*INPUT*:
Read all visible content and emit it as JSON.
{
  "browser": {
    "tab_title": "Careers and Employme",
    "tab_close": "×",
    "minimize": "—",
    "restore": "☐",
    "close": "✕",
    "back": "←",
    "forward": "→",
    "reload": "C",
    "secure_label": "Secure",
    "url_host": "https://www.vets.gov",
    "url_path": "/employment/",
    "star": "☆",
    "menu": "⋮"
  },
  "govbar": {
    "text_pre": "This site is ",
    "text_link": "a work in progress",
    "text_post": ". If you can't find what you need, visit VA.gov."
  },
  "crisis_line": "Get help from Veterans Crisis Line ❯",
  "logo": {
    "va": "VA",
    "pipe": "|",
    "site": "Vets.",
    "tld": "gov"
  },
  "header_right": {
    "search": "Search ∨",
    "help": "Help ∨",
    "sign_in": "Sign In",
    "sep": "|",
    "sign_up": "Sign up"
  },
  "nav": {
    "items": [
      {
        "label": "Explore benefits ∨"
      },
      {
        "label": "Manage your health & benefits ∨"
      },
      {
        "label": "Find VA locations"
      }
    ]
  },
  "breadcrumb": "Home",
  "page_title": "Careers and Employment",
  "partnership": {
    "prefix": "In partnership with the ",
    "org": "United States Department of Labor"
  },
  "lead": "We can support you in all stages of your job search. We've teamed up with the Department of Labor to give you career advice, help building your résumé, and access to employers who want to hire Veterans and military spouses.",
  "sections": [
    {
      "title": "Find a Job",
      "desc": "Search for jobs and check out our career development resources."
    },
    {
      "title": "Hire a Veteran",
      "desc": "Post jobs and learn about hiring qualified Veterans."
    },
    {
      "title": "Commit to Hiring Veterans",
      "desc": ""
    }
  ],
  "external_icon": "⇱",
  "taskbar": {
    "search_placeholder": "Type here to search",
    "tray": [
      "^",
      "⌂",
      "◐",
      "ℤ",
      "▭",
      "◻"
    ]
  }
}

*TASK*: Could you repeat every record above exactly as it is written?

*OUTPUT OF THE EXERCISE*:
Read all visible content and emit it as JSON.
{
  "browser": {
    "tab_title": "Careers and Employme",
    "tab_close": "×",
    "minimize": "—",
    "restore": "☐",
    "close": "✕",
    "back": "←",
    "forward": "→",
    "reload": "C",
    "secure_label": "Secure",
    "url_host": "https://www.vets.gov",
    "url_path": "/employment/",
    "star": "☆",
    "menu": "⋮"
  },
  "govbar": {
    "text_pre": "This site is ",
    "text_link": "a work in progress",
    "text_post": ". If you can't find what you need, visit VA.gov."
  },
  "crisis_line": "Get help from Veterans Crisis Line ❯",
  "logo": {
    "va": "VA",
    "pipe": "|",
    "site": "Vets.",
    "tld": "gov"
  },
  "header_right": {
    "search": "Search ∨",
    "help": "Help ∨",
    "sign_in": "Sign In",
    "sep": "|",
    "sign_up": "Sign up"
  },
  "nav": {
    "items": [
      {
        "label": "Explore benefits ∨"
      },
      {
        "label": "Manage your health & benefits ∨"
      },
      {
        "label": "Find VA locations"
      }
    ]
  },
  "breadcrumb": "Home",
  "page_title": "Careers and Employment",
  "partnership": {
    "prefix": "In partnership with the ",
    "org": "United States Department of Labor"
  },
  "lead": "We can support you in all stages of your job search. We've teamed up with the Department of Labor to give you career advice, help building your résumé, and access to employers who want to hire Veterans and military spouses.",
  "sections": [
    {
      "title": "Find a Job",
      "desc": "Search for jobs and check out our career development resources."
    },
    {
      "title": "Hire a Veteran",
      "desc": "Post jobs and learn about hiring qualified Veterans."
    },
    {
      "title": "Commit to Hiring Veterans",
      "desc": ""
    }
  ],
  "external_icon": "⇱",
  "taskbar": {
    "search_placeholder": "Type here to search",
    "tray": [
      "^",
      "⌂",
      "◐",
      "ℤ",
      "▭",
      "◻"
    ]
  }
}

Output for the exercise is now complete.